=== Exercise objective ===
Within the listing below, please show every line carrying the string "true".

=== Supplied data ===
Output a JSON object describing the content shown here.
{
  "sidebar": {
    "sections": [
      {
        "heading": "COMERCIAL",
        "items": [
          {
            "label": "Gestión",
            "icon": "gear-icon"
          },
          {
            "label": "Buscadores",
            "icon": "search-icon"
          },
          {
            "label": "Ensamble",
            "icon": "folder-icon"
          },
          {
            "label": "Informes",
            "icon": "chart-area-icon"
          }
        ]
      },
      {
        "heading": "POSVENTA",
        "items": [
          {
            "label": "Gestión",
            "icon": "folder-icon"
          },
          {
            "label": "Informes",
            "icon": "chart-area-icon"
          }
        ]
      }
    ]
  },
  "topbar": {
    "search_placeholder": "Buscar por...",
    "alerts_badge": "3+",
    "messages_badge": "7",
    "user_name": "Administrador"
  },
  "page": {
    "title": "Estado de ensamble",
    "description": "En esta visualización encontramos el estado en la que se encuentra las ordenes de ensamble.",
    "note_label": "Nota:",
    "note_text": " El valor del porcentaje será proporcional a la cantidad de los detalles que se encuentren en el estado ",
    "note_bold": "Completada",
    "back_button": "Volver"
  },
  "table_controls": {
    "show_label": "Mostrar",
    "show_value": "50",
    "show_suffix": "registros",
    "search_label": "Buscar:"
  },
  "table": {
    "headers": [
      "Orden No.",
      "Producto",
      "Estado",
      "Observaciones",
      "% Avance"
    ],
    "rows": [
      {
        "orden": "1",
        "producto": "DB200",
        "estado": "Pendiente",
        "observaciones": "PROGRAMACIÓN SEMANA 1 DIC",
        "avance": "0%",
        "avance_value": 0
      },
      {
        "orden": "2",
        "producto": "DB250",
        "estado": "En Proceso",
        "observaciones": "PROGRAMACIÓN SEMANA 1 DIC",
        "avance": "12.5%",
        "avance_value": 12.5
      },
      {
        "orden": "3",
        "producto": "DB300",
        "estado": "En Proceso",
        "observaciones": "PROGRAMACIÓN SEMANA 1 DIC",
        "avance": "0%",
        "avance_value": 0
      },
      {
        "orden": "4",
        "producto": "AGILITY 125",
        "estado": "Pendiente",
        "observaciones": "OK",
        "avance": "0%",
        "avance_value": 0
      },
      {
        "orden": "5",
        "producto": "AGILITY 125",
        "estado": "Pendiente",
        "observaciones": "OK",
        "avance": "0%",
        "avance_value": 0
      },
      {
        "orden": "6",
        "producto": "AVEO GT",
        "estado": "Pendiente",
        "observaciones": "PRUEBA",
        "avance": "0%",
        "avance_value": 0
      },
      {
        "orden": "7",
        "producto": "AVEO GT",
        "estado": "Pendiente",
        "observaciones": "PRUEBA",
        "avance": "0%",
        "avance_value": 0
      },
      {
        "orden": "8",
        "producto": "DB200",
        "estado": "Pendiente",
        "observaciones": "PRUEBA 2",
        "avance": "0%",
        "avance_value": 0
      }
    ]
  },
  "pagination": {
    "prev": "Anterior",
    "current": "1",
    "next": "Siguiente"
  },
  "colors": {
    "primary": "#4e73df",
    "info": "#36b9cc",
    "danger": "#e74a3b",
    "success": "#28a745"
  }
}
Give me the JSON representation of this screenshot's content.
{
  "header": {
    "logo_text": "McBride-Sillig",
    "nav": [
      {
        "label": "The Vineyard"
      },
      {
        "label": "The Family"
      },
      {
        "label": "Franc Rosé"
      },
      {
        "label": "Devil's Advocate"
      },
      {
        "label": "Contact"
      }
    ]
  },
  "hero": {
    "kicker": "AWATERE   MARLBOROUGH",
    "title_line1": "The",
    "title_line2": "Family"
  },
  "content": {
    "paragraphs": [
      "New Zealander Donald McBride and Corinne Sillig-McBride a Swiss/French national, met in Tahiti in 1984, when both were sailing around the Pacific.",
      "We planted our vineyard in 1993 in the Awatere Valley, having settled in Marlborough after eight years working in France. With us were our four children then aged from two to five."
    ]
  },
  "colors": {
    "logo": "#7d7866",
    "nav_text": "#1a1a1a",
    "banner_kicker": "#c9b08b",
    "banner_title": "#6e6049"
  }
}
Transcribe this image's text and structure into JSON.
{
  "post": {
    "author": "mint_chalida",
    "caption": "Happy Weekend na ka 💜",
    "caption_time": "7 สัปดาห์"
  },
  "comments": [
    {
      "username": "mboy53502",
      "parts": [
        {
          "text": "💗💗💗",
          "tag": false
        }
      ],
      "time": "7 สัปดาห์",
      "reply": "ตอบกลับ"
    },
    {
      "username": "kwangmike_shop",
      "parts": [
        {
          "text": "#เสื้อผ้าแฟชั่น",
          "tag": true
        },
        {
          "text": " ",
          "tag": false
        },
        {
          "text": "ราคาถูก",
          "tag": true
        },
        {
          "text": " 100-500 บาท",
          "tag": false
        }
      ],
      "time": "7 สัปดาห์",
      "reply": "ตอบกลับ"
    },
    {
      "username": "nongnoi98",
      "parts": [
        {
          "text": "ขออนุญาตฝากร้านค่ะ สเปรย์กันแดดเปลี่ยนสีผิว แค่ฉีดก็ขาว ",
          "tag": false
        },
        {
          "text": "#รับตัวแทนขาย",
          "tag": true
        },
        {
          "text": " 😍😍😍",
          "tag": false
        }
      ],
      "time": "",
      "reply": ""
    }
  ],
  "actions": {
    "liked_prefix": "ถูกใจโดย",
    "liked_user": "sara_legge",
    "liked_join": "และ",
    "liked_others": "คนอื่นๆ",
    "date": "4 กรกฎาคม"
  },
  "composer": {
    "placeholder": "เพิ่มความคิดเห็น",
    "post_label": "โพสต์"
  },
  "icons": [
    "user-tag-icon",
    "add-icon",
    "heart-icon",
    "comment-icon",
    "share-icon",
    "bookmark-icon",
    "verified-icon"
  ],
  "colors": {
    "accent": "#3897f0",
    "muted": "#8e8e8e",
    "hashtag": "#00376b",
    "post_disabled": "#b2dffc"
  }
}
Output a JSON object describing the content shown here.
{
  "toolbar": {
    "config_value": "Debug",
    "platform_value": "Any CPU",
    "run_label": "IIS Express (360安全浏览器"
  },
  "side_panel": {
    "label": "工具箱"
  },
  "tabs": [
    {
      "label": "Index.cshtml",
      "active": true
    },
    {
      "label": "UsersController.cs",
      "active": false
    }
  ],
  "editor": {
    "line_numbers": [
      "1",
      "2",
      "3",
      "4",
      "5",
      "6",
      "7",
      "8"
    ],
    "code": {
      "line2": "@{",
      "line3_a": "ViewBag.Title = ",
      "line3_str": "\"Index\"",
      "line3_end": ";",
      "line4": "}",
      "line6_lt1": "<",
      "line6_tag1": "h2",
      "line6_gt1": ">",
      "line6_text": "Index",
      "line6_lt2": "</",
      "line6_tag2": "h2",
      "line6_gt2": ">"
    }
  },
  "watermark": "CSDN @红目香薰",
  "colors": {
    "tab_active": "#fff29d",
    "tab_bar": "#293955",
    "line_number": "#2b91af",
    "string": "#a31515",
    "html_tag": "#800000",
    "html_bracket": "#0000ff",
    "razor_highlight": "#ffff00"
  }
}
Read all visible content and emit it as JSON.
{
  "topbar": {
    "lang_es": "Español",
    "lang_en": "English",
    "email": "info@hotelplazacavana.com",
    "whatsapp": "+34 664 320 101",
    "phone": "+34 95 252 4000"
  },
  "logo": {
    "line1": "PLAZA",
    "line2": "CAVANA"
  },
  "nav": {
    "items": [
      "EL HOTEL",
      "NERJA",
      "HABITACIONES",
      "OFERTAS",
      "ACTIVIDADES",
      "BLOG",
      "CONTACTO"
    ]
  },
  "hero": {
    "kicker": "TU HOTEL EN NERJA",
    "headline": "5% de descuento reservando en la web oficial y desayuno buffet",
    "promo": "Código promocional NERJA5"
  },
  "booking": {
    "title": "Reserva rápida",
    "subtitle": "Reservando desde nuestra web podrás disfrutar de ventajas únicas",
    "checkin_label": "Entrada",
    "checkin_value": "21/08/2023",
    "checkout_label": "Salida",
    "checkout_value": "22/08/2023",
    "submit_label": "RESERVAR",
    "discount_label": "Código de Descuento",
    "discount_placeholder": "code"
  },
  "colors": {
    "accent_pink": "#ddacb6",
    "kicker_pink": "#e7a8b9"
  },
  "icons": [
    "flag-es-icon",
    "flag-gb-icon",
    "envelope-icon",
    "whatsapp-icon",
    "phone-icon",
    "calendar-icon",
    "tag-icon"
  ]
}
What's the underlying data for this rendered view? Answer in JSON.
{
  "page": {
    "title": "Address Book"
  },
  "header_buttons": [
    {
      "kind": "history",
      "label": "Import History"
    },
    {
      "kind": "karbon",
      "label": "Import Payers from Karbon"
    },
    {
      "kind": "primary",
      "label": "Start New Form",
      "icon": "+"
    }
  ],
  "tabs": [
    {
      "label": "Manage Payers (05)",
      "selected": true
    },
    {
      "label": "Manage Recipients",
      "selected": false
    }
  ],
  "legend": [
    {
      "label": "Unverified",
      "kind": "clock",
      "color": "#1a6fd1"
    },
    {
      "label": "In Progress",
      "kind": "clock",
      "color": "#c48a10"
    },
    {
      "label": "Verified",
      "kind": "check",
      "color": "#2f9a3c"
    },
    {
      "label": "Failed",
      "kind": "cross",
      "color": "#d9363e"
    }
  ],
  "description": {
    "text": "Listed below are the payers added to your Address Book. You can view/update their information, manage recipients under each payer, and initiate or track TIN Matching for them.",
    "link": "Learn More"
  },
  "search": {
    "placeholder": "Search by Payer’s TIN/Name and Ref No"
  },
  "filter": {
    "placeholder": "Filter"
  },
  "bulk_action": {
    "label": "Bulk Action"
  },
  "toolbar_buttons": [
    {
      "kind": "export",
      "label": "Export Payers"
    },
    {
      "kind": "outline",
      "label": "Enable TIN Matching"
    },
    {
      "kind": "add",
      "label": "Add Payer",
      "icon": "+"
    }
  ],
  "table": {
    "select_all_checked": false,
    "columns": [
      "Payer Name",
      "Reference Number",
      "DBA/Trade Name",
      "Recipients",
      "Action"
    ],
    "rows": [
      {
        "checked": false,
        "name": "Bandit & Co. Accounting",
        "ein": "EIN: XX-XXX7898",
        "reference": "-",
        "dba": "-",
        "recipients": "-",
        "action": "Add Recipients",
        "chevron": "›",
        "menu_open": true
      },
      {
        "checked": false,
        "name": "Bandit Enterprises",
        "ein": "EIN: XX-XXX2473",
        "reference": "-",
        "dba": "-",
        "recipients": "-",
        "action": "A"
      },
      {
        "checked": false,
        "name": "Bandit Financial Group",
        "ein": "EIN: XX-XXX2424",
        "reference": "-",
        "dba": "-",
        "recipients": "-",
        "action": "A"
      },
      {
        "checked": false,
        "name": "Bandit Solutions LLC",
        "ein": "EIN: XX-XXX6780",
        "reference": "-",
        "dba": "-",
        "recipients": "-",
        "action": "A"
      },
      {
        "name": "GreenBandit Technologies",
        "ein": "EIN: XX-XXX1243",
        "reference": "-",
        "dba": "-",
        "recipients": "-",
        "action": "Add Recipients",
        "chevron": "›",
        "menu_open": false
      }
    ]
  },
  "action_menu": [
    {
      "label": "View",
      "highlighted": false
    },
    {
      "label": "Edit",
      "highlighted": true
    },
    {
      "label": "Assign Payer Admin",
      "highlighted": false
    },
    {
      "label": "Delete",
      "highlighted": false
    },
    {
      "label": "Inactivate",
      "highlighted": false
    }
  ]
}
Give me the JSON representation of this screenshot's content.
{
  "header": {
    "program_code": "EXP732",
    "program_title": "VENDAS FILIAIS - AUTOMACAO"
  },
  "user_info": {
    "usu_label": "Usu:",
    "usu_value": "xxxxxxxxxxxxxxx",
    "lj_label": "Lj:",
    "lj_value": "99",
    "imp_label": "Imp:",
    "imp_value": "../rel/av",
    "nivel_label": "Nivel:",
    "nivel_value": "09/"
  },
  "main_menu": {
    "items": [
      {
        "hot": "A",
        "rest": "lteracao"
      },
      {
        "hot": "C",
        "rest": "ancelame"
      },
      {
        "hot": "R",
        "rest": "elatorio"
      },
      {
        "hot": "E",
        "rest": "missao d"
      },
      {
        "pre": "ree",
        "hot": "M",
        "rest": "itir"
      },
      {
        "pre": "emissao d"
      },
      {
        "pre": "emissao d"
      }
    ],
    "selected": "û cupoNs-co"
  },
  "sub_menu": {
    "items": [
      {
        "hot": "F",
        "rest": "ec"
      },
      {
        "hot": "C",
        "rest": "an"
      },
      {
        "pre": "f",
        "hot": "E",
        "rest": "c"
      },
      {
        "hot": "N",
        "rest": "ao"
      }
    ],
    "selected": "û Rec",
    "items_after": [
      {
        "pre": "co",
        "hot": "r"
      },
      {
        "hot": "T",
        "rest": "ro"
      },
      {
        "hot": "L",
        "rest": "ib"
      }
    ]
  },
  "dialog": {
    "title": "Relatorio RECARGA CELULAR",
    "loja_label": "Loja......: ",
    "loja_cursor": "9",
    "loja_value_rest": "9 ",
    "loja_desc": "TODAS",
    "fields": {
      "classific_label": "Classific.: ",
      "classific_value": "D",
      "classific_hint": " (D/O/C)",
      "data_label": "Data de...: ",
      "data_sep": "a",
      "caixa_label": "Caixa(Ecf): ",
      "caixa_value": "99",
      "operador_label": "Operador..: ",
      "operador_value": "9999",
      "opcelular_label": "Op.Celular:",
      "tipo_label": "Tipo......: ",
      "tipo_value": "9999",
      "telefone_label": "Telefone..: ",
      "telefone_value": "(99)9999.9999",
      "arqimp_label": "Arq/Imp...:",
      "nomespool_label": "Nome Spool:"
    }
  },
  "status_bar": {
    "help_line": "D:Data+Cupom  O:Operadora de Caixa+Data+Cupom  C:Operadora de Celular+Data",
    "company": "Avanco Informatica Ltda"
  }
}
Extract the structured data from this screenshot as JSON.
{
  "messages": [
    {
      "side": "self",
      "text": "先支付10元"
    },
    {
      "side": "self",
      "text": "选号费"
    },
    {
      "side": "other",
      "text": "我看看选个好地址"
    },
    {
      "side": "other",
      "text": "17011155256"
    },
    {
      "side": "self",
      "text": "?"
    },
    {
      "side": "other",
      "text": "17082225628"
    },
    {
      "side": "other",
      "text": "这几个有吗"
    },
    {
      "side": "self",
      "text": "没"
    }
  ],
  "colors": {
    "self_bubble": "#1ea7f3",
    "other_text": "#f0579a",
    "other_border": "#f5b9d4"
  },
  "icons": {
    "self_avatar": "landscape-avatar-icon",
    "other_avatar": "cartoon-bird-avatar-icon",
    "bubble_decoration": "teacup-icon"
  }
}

=== Written response ===
          "tag": true
          "tag": true
          "tag": true
      "active": true
      "selected": true
        "menu_open": true
      "highlighted": true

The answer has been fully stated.